Let me give you a brief history of the great genre of dragons. Power metal is a style of heavy metal music combining characteristics of traditional metal with speed or thrash metal, often within symphonic context. The term refers to two different but related styles: the first pioneered and largely practiced in North America with a harder sound similar to speed metal, and a later more widespread and popular style based in Europe and Japan with a lighter, more melodic sound and frequent use of keyboards.

Power metal is today associated with an epic sound tempered by characteristics of speed metal, power metal’s musical forerunner. Power metal’s lyrical themes, though as varied as metal itself, typically focus on fantasy, mythology, camaraderie, hope,  personal struggles, emotions,  war, and death.

Power metal is highly focused on the vocalist, with “clean” vocals being much more prevalent than the growling vocals. The majority of the genre’s vocalists sing in the tenor range, capable of hitting very high notes. There are however many exceptions such as Pyramaze / Iced Earth frontman Matt Barlow, Falconer frontman Mathais Blad, and Sabaton frontman Joakim Broden; they sing in either baritone or bass range, though in certain songs like Creator Failure, Barlow hits very high notes reminiscent of Rob Halford. Power metal vocalists Kai Hansen of Gamma Ray, andHansi Kurch of Blind Guardian record multi-layered vocals reminiscent of Queen, creating a choral effect.

Power metal guitarists and bassists generally play rapid streams of notes, but change chords comparatively slowly, with a harmonic tempo of once per measure or slower. Fast and demanding guitar solos, however, are almost guaranteed.

A number of power metal drummers generally play with two bass drums for added speed, utilizing them to play a constant stream of sixteenth notes with snare drum accents on the beat. This style is fairly common in power metal as in other heavy metal subgenres, though it is by no means universal. Power metal though has become the most prevalent in the use of this technique.
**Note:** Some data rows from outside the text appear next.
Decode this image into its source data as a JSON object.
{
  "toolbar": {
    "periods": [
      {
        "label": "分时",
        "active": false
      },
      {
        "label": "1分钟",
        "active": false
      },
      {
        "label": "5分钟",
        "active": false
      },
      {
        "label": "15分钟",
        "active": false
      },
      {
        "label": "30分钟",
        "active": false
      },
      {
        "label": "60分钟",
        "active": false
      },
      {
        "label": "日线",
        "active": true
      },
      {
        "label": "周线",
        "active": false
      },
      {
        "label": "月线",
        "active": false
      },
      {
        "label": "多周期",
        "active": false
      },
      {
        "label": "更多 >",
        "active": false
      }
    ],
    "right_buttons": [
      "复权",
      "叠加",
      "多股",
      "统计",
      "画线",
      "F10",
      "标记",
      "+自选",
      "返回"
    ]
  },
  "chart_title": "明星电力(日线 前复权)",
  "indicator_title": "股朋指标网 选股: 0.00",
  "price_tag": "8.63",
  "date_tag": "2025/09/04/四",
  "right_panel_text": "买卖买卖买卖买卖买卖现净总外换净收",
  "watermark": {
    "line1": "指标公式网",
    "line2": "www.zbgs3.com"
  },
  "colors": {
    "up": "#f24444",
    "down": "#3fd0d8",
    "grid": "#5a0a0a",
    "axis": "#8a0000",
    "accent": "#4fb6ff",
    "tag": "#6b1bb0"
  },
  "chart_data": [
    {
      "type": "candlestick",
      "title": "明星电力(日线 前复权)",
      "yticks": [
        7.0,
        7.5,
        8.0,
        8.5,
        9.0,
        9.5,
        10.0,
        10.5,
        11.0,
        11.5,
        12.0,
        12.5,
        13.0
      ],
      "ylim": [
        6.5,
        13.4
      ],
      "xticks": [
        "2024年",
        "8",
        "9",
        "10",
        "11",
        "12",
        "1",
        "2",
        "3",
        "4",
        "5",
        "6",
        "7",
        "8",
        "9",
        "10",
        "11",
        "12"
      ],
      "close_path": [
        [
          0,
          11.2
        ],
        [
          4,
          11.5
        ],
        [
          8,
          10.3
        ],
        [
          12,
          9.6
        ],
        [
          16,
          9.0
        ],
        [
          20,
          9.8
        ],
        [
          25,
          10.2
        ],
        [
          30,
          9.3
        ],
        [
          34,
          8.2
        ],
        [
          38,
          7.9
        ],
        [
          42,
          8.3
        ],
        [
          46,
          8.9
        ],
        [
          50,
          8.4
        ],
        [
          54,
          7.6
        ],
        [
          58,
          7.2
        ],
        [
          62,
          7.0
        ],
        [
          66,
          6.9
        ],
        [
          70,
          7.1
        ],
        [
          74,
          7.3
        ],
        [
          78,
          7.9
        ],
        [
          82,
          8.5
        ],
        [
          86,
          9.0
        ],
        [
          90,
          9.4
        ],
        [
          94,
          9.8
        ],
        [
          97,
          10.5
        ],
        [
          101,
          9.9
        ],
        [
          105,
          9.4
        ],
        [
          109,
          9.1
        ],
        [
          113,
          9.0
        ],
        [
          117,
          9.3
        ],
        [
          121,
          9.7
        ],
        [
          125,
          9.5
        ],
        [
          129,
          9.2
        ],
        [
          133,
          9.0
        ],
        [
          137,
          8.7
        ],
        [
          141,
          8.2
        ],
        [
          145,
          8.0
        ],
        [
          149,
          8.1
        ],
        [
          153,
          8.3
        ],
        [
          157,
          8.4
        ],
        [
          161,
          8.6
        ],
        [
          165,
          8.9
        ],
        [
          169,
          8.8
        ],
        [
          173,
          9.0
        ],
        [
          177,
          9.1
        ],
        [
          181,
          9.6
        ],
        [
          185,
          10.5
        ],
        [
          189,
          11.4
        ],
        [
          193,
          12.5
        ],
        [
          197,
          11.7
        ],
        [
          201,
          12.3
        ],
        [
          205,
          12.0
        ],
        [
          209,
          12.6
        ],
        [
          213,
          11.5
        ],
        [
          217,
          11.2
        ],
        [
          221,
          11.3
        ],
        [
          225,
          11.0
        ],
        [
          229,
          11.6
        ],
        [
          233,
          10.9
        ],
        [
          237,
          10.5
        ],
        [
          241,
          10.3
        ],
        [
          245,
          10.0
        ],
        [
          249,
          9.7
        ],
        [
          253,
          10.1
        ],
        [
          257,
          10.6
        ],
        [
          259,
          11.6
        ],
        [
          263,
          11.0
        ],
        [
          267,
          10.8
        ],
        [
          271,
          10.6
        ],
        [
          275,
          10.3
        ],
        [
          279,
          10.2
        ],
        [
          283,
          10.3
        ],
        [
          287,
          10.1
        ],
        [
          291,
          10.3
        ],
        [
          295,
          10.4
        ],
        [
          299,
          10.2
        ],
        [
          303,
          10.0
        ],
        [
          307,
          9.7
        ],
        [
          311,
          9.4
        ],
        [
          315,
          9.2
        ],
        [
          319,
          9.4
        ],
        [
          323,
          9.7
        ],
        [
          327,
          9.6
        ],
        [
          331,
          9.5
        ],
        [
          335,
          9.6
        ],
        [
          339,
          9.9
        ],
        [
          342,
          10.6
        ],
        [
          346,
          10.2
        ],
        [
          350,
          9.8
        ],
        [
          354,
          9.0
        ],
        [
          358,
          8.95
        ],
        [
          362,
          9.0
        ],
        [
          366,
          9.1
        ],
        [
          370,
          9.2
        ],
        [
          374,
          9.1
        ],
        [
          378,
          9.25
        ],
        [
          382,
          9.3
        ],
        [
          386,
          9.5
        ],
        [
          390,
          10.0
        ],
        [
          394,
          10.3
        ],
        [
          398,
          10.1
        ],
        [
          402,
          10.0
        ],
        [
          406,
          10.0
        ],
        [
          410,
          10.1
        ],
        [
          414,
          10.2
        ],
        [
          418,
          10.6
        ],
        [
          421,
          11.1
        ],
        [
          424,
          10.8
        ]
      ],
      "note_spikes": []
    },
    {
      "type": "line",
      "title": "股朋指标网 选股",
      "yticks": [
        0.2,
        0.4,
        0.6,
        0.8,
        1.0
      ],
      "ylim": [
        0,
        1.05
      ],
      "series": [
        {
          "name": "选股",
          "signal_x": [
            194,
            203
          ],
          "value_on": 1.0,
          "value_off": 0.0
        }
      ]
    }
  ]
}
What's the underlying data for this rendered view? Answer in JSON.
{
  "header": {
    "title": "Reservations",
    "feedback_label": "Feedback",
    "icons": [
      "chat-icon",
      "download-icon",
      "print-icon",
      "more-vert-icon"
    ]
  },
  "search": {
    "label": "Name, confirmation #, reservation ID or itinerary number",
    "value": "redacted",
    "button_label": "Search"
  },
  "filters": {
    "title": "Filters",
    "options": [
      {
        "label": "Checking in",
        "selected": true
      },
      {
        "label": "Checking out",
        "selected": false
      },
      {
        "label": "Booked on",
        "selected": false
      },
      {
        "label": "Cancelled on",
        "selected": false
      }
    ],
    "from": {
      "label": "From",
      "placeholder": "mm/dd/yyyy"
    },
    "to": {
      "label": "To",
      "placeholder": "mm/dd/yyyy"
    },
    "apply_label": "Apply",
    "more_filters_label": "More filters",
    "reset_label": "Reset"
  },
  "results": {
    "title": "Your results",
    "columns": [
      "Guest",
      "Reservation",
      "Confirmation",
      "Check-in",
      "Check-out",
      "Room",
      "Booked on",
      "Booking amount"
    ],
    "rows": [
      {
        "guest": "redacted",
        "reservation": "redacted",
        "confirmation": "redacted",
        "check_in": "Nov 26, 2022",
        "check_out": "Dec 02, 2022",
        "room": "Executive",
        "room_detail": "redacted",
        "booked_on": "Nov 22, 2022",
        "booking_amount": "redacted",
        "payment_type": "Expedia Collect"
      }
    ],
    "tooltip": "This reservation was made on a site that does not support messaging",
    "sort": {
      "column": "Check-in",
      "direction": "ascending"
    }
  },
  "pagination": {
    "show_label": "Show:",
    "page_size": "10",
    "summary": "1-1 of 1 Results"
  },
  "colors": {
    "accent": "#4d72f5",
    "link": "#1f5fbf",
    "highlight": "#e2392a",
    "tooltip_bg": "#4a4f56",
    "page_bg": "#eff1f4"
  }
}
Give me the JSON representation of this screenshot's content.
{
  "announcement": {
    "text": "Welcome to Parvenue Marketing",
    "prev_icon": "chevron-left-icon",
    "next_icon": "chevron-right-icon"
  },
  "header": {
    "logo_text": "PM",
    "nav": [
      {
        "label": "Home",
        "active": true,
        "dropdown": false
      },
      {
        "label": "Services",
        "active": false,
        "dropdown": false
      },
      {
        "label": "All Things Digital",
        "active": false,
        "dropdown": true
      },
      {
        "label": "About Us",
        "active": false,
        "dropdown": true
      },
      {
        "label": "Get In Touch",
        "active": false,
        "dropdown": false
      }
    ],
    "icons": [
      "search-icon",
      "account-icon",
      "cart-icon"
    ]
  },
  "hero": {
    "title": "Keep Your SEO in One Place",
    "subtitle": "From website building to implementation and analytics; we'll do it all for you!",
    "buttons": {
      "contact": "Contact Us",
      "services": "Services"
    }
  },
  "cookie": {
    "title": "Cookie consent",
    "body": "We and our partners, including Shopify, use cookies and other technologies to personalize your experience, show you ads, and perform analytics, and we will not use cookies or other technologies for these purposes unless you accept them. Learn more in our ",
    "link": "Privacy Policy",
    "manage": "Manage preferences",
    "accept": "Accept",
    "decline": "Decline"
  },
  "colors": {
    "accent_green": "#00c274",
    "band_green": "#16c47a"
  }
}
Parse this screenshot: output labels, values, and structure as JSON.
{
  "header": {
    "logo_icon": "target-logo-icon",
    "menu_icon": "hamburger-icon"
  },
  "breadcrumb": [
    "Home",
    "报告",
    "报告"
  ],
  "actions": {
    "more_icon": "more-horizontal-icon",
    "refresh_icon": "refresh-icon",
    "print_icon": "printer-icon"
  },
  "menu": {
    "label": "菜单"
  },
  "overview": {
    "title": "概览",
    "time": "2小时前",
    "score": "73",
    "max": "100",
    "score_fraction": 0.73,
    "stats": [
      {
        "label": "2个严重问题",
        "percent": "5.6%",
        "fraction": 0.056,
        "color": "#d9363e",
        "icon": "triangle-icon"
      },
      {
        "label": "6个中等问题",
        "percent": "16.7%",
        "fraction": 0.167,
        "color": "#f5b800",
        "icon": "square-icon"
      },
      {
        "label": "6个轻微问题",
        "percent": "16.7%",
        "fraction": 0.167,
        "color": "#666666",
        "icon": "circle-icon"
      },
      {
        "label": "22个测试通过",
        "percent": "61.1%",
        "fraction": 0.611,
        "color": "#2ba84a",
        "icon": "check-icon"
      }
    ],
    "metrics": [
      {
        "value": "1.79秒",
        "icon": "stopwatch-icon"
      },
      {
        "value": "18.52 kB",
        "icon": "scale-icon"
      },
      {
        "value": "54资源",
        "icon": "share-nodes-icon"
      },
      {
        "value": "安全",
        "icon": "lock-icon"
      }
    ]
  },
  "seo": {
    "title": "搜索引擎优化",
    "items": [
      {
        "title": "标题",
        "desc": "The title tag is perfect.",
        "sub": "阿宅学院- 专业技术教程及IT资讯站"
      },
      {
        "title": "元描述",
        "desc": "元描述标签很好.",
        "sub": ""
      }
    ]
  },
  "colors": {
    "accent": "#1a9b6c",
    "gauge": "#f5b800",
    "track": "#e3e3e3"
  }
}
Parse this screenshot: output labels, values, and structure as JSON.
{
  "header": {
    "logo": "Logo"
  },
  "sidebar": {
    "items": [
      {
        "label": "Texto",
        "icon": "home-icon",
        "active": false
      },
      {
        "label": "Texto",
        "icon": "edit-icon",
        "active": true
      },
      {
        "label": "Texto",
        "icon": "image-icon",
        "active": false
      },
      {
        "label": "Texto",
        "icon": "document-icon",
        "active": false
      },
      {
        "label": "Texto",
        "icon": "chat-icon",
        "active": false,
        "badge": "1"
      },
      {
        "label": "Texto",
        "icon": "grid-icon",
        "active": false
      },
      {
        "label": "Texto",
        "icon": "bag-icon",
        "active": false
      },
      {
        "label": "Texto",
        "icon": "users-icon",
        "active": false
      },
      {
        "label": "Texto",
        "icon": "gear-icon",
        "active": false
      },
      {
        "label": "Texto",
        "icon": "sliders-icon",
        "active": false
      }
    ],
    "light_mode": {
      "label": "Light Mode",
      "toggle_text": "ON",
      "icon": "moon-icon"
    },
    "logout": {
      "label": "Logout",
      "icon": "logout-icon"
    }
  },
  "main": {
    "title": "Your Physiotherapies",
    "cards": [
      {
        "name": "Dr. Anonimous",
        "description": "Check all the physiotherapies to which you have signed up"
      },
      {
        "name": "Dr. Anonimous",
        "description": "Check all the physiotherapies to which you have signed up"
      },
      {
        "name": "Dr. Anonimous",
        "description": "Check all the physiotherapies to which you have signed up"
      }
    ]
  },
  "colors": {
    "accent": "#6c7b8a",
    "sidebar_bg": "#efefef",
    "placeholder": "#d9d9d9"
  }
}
Power metal bands often incorporate keyboards into their musical arrangements, something popularized by Jens Johansson of Stratovarius, though their usage varies from subtle accents to a full-blown melody line. Some symphonic power metal bands such as Rhapsody of Fire, Fairyland and Nightwish have also been known to record with more symphonic elements, and as such, they utilize a full orchestra to fill the role a keyboard plays in other power metal bands.

Notable Power Metal Bands:

3 Inches of Blood



Black Majesty

Blind Guardian


Circle II Circle

Demons & Wizards


Dream Evil







Freedom Call


Gamma Ray

Grave Digger



Iced Earth

Iron Fire

Into Eternity

Jacob’s Dream

Jag Panzer



Lost Horizon



Mystic Prophecy



Nocturnal Rites

Pagan’s Mind



Rhapsody of Fire



Sonata Arctica

Steel Attack


Symphony X


Vision Divine


For More See Here

Aid for History Came From Wikipedia